When a line in the listing below contains the word "screenshot", return a copy of that line.
#### AVAILABLE DATA
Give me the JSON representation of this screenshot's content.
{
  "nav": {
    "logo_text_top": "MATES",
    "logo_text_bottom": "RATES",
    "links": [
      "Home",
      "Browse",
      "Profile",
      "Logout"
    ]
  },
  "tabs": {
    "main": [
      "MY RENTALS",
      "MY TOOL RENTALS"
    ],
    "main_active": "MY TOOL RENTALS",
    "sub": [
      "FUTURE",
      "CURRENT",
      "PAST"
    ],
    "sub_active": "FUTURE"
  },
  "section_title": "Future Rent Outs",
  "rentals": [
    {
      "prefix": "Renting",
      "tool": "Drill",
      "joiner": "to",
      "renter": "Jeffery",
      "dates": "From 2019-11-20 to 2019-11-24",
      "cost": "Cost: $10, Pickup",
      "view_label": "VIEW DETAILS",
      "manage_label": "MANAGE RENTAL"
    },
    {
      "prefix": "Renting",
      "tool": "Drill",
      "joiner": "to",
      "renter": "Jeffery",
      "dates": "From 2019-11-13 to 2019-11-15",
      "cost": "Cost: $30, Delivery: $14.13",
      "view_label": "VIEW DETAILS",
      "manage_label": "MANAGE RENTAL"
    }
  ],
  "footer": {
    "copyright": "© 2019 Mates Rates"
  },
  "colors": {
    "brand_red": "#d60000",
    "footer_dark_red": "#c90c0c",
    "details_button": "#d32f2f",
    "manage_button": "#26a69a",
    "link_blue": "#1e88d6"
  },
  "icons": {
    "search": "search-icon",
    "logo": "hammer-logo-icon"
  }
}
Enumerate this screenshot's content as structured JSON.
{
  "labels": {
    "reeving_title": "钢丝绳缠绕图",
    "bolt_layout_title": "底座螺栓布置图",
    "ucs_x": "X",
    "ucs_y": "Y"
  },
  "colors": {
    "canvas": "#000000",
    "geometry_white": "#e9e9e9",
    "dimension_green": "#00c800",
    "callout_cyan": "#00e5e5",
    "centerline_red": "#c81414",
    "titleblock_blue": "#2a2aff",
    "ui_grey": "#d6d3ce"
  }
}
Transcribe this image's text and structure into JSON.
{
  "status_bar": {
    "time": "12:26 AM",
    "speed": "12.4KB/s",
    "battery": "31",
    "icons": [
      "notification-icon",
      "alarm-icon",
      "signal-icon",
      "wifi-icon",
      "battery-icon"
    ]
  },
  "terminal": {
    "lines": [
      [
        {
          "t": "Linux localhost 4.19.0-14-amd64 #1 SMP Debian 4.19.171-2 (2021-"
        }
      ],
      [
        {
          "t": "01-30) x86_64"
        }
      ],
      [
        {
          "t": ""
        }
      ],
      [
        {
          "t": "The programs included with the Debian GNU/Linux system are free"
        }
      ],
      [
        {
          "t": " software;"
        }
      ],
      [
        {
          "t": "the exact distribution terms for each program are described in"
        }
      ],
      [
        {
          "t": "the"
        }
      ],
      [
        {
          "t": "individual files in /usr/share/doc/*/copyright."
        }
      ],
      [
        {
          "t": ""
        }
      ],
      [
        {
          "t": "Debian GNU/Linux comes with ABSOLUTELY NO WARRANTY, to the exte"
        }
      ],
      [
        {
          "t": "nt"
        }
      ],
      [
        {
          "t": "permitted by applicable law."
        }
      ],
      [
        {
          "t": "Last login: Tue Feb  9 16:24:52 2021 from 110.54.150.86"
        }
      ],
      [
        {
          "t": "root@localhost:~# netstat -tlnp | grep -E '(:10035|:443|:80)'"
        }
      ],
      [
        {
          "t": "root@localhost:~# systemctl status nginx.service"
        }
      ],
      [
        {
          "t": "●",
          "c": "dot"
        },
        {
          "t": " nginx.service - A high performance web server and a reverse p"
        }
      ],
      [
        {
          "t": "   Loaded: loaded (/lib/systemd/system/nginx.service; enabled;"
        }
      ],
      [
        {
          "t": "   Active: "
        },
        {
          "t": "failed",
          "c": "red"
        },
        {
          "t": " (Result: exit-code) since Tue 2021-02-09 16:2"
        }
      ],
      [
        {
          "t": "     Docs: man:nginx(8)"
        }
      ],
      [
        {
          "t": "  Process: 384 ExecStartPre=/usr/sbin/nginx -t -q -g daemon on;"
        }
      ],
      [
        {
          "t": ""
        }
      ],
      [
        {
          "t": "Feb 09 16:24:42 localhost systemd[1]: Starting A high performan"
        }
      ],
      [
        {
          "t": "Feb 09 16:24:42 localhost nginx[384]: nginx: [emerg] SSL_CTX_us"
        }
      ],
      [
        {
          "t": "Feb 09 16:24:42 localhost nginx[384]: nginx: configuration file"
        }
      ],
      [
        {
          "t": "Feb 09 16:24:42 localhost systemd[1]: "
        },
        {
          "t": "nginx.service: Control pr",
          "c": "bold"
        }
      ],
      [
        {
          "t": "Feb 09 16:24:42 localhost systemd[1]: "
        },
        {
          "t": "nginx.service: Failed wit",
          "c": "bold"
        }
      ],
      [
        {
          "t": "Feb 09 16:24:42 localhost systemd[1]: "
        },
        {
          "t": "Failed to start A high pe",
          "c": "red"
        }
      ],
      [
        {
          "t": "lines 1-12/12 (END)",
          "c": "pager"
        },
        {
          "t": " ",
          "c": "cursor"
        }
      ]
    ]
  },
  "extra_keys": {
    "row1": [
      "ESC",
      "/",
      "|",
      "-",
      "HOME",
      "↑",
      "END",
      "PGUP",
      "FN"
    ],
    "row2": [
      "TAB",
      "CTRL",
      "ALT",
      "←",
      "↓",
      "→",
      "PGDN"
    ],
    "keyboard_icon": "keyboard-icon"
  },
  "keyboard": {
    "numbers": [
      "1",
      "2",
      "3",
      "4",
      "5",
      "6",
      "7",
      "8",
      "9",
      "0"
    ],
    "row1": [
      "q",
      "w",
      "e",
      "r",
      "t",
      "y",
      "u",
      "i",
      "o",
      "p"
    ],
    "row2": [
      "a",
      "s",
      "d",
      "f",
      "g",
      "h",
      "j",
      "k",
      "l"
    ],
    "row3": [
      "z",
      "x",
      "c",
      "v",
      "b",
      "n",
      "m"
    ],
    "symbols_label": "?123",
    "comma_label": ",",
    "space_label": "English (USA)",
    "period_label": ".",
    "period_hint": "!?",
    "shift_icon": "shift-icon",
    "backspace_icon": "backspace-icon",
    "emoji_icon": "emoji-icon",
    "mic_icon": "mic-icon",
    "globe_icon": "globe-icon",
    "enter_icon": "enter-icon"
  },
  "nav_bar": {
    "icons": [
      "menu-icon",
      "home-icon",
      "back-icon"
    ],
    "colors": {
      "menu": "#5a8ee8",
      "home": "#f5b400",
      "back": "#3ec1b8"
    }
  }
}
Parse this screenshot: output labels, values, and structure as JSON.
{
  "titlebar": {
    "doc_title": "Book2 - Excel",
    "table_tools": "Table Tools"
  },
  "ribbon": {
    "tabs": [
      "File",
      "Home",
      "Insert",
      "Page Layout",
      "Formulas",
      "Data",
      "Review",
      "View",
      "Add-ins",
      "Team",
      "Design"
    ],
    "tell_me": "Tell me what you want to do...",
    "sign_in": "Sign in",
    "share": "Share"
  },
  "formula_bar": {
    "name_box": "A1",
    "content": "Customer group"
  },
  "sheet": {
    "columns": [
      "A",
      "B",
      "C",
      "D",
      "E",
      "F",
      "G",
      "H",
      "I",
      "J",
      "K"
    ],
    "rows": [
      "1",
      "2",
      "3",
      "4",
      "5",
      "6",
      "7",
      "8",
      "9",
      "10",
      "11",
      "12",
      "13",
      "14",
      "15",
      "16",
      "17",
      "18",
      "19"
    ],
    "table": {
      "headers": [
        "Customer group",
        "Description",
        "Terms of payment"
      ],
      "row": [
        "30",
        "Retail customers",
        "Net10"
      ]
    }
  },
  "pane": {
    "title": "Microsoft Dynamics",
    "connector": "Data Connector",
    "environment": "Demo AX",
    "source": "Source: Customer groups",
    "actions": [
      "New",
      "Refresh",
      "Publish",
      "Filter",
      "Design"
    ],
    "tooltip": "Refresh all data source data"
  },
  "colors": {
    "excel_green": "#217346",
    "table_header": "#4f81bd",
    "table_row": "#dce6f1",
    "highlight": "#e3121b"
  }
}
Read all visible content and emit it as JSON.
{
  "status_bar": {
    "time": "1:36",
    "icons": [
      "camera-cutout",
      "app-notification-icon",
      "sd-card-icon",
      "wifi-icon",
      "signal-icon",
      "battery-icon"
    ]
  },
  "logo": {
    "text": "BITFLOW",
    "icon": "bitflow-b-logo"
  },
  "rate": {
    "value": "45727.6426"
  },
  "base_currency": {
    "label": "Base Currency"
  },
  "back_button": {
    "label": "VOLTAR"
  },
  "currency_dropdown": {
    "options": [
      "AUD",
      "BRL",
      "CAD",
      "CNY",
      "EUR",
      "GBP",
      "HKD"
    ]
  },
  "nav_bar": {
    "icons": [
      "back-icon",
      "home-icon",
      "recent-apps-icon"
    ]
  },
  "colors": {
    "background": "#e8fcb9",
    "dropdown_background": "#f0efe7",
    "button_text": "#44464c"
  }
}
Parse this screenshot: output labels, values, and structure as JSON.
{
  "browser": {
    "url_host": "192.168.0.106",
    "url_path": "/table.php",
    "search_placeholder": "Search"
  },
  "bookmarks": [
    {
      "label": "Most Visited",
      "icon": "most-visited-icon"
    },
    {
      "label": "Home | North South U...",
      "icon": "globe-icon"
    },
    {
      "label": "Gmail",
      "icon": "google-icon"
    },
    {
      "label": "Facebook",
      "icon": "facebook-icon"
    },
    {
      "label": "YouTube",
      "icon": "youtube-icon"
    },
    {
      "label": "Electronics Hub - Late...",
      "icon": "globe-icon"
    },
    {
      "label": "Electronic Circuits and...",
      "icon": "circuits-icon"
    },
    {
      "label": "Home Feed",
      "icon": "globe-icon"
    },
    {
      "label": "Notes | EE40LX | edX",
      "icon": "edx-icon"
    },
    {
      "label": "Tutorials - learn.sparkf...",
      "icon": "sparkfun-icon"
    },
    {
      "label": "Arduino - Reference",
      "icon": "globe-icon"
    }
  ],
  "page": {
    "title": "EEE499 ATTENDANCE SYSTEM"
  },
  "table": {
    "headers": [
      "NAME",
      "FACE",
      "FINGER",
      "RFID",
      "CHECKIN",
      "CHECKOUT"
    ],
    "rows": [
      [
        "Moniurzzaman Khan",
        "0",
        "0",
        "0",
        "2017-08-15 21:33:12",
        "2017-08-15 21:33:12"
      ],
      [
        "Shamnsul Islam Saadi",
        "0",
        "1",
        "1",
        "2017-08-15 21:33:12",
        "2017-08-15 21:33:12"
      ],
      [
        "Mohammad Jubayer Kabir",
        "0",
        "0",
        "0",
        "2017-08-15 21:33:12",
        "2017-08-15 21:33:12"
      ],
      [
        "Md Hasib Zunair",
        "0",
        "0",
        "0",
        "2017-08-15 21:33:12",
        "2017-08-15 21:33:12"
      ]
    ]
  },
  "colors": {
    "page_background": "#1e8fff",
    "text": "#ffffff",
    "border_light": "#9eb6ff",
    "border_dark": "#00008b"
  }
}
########
▶ _OUTPUT FOR THIS EXERCISE_:
Give me the JSON representation of this screenshot's content.
Enumerate this screenshot's content as structured JSON.
Parse this screenshot: output labels, values, and structure as JSON.
Parse this screenshot: output labels, values, and structure as JSON.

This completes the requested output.